▼

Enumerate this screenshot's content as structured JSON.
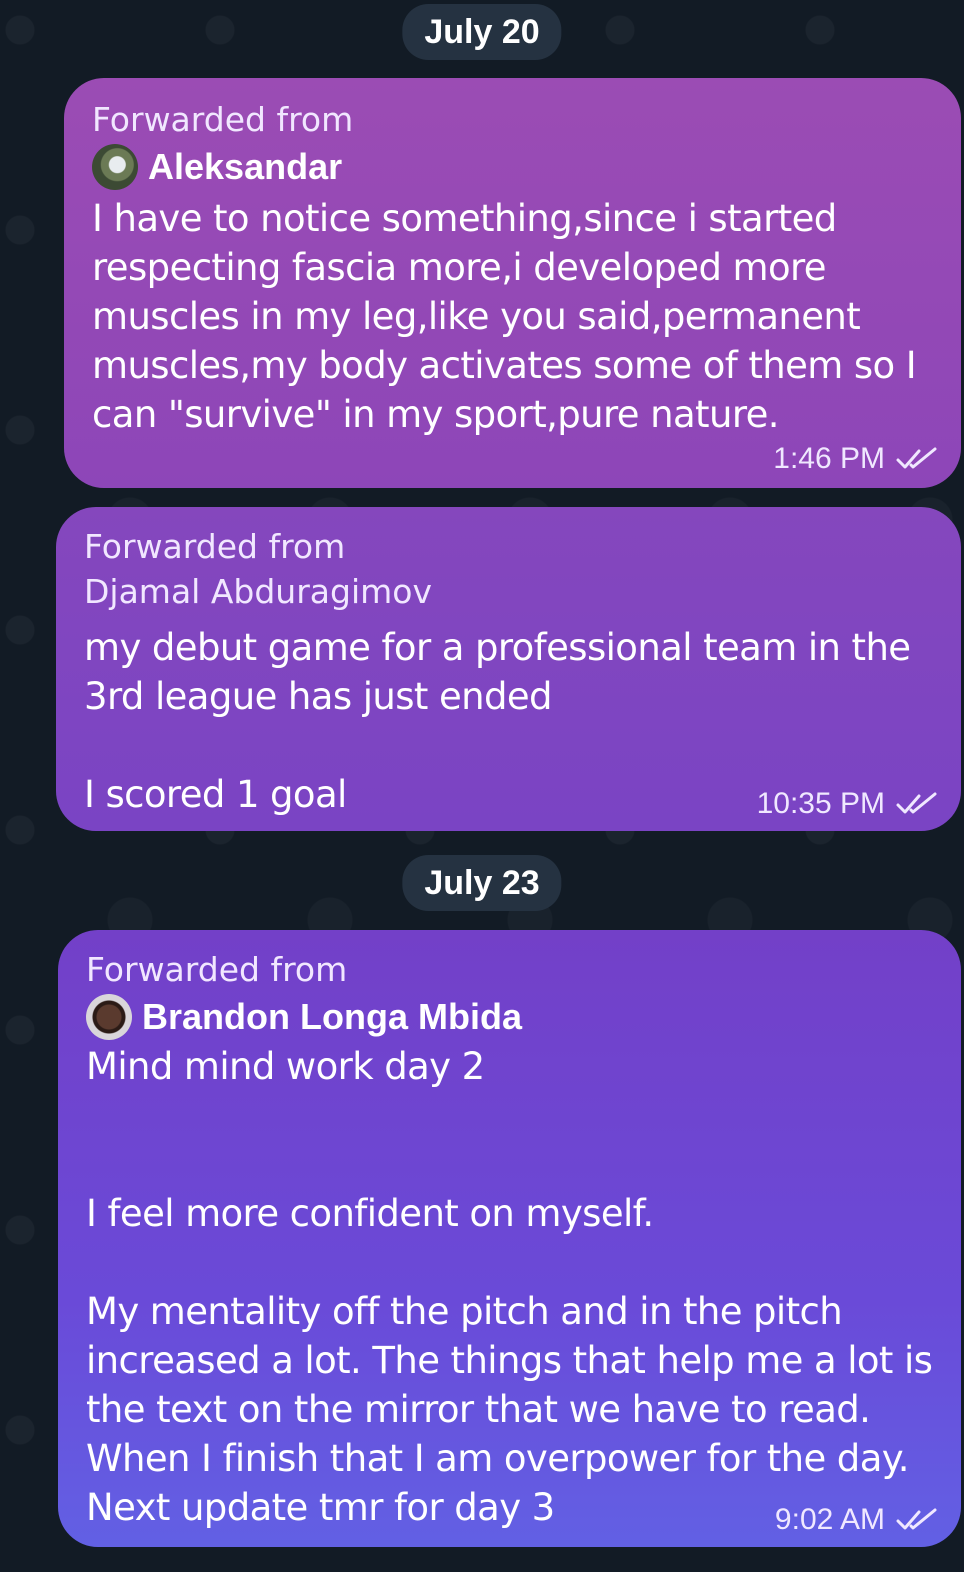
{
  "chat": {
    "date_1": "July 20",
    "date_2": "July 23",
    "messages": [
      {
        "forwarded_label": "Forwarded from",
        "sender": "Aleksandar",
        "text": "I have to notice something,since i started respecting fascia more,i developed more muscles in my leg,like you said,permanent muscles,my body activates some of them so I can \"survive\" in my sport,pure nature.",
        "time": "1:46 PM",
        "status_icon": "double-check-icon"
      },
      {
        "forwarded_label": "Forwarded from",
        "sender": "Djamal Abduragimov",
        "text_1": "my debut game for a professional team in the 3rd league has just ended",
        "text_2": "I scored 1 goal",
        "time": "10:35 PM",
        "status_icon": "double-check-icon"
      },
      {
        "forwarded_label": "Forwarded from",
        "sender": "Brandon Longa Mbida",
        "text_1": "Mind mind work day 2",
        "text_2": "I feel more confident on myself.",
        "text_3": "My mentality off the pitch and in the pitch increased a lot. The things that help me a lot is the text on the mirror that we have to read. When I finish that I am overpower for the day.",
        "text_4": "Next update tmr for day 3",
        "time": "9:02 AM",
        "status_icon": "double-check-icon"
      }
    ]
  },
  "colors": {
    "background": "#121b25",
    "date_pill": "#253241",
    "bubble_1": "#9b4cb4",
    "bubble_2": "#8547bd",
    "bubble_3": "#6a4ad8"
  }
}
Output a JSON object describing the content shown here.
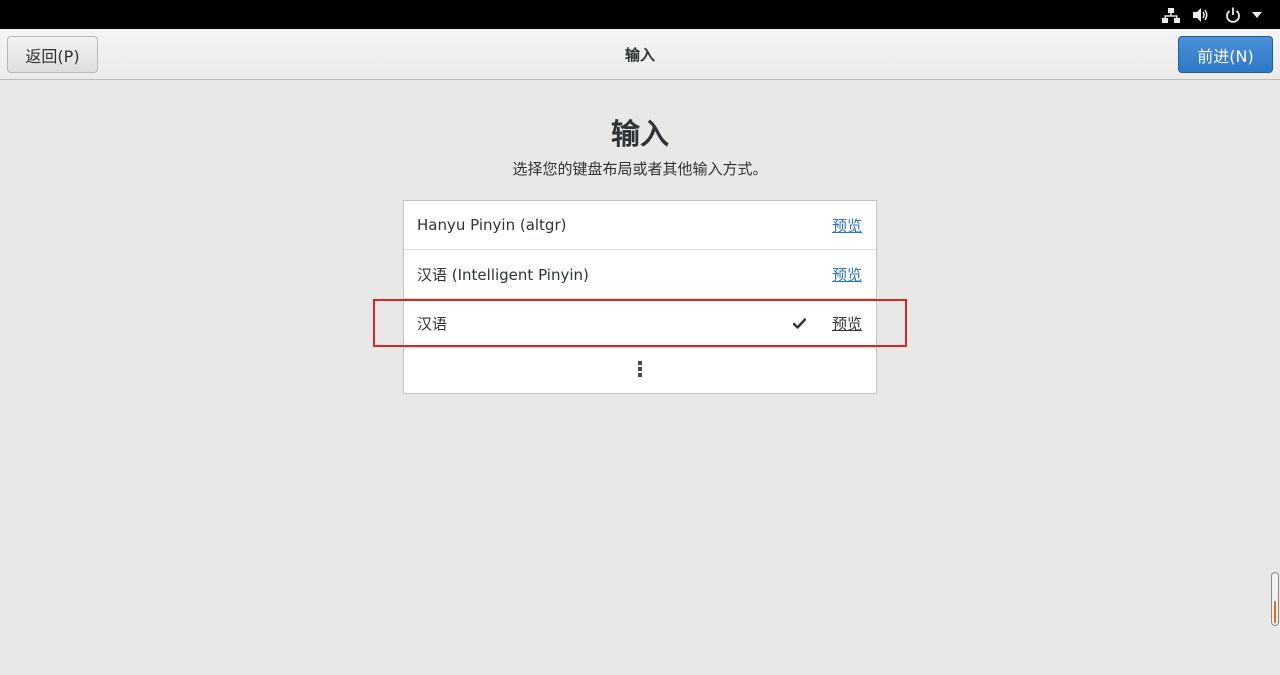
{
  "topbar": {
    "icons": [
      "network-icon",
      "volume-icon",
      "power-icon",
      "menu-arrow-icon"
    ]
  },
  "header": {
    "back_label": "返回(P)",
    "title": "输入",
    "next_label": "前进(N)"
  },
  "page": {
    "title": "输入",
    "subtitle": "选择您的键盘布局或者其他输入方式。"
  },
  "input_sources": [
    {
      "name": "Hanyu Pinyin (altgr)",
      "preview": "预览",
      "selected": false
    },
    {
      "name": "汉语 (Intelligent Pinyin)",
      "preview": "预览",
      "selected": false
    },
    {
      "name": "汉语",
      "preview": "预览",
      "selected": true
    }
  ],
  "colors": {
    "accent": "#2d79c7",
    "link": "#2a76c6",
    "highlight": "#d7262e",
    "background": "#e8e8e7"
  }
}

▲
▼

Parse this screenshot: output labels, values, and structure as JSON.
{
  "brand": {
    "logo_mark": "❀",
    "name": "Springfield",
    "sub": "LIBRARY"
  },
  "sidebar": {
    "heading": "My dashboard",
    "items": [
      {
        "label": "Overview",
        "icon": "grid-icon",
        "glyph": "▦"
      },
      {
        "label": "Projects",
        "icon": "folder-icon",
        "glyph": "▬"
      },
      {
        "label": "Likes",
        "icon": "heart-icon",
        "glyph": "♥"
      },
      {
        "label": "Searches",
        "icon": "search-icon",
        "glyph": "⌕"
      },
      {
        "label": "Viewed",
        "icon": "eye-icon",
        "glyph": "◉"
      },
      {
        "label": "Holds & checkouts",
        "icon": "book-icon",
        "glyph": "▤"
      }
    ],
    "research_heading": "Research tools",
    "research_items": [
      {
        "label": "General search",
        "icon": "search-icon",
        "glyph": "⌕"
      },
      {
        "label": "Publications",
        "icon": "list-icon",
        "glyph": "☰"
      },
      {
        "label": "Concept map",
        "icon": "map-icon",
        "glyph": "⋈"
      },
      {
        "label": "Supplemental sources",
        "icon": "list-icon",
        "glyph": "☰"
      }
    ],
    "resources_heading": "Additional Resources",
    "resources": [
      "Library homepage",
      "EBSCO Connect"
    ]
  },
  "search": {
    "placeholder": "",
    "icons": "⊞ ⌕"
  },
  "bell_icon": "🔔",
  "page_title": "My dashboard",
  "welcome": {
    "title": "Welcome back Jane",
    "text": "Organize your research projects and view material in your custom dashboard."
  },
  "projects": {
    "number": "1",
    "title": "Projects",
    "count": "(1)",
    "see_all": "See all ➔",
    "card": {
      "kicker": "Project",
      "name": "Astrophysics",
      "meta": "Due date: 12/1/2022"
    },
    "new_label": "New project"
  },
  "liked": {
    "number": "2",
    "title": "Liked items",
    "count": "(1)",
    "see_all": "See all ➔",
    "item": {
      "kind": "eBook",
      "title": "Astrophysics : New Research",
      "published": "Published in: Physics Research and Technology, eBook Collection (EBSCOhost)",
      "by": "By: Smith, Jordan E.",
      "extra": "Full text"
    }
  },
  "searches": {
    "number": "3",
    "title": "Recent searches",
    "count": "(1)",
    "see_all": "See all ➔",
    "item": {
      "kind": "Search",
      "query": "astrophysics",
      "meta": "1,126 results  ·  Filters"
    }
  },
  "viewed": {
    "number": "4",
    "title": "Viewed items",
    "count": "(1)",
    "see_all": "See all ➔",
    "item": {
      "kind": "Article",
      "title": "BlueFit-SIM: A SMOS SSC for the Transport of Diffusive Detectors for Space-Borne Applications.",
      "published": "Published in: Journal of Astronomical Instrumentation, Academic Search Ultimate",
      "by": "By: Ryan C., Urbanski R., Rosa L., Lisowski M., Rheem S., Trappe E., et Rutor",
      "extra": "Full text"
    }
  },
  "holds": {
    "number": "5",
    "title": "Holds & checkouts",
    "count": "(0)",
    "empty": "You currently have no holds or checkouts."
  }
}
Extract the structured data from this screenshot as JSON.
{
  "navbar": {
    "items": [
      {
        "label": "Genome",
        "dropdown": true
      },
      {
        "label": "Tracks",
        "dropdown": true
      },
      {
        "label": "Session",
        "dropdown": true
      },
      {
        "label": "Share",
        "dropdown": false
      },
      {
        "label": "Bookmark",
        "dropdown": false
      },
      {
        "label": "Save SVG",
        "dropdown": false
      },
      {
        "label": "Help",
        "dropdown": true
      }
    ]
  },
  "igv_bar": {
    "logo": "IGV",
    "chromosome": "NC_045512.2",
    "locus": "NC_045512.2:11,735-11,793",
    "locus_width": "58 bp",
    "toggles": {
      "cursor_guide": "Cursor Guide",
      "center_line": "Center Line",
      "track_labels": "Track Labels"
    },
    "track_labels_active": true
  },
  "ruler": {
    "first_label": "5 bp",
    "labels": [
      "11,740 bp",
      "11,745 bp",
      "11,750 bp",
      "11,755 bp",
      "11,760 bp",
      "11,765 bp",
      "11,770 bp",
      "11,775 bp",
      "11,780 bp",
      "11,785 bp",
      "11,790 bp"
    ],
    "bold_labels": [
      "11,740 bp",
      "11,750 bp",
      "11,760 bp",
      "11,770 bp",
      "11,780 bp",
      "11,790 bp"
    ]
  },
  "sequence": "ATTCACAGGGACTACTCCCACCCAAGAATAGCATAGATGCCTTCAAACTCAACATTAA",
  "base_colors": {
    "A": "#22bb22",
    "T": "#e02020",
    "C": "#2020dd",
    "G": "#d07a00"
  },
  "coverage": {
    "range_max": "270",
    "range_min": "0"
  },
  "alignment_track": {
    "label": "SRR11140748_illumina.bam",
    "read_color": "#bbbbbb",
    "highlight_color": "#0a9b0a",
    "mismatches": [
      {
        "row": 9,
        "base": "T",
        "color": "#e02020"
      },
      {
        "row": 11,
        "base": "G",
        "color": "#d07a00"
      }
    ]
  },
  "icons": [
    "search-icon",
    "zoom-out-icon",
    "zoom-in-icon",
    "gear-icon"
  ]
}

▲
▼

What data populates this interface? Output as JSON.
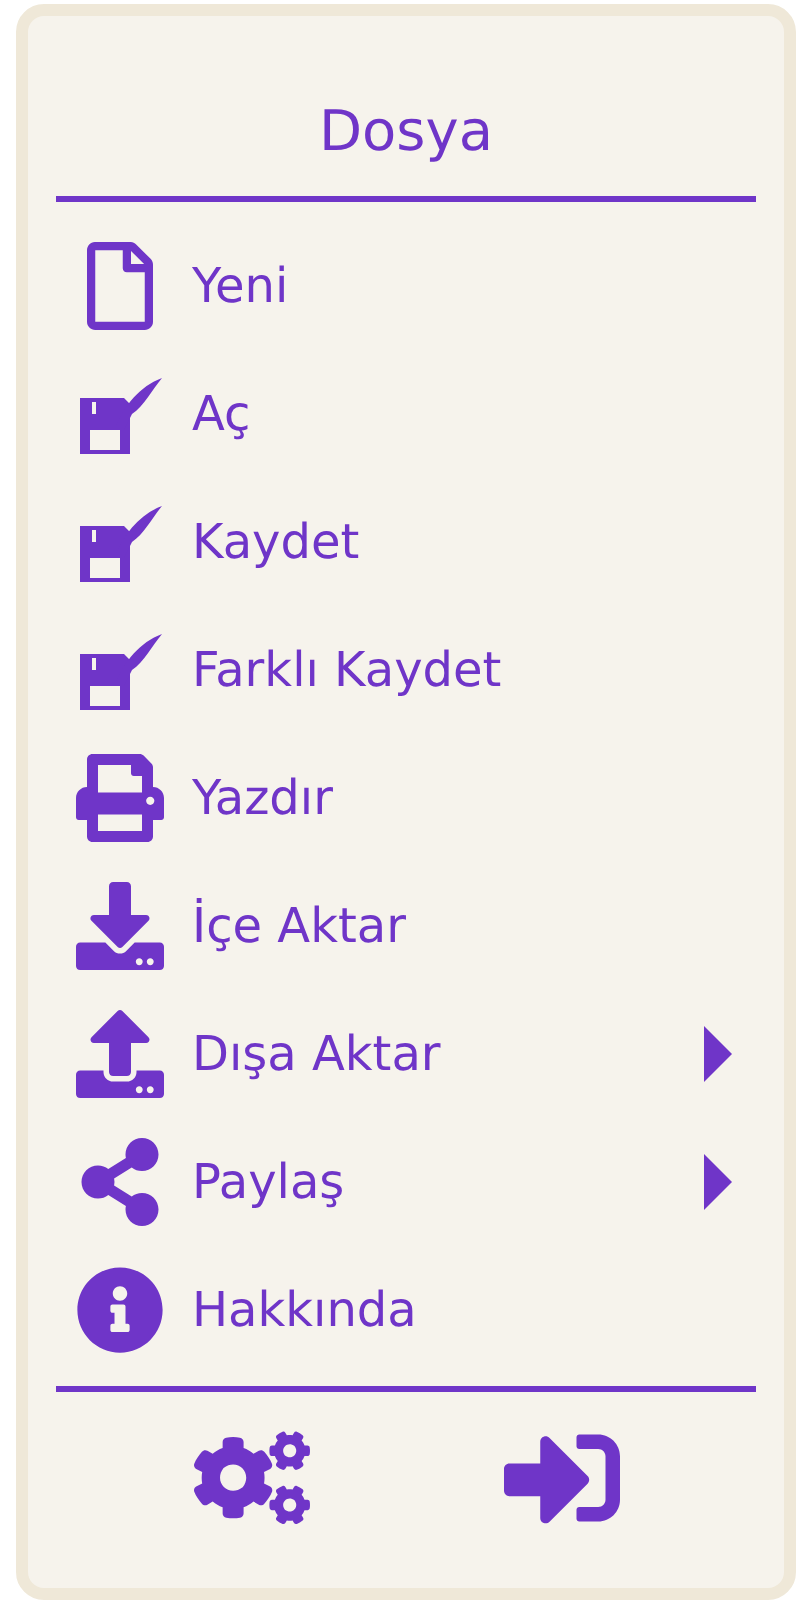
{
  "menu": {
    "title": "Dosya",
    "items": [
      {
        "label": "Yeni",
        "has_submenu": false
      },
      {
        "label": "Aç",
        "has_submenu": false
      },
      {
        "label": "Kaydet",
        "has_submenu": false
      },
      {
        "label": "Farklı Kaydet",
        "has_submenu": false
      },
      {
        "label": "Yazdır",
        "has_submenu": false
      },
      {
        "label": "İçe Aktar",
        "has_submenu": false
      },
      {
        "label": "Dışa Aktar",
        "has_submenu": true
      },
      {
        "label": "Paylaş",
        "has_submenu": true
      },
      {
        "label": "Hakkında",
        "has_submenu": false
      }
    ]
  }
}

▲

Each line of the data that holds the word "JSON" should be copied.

(Answer box)
Enumerate this screenshot's content as structured JSON.
Output a JSON object describing the content shown here.
Parse this screenshot: output labels, values, and structure as JSON.
Extract the structured data from this screenshot as JSON.
What data populates this interface? Output as JSON.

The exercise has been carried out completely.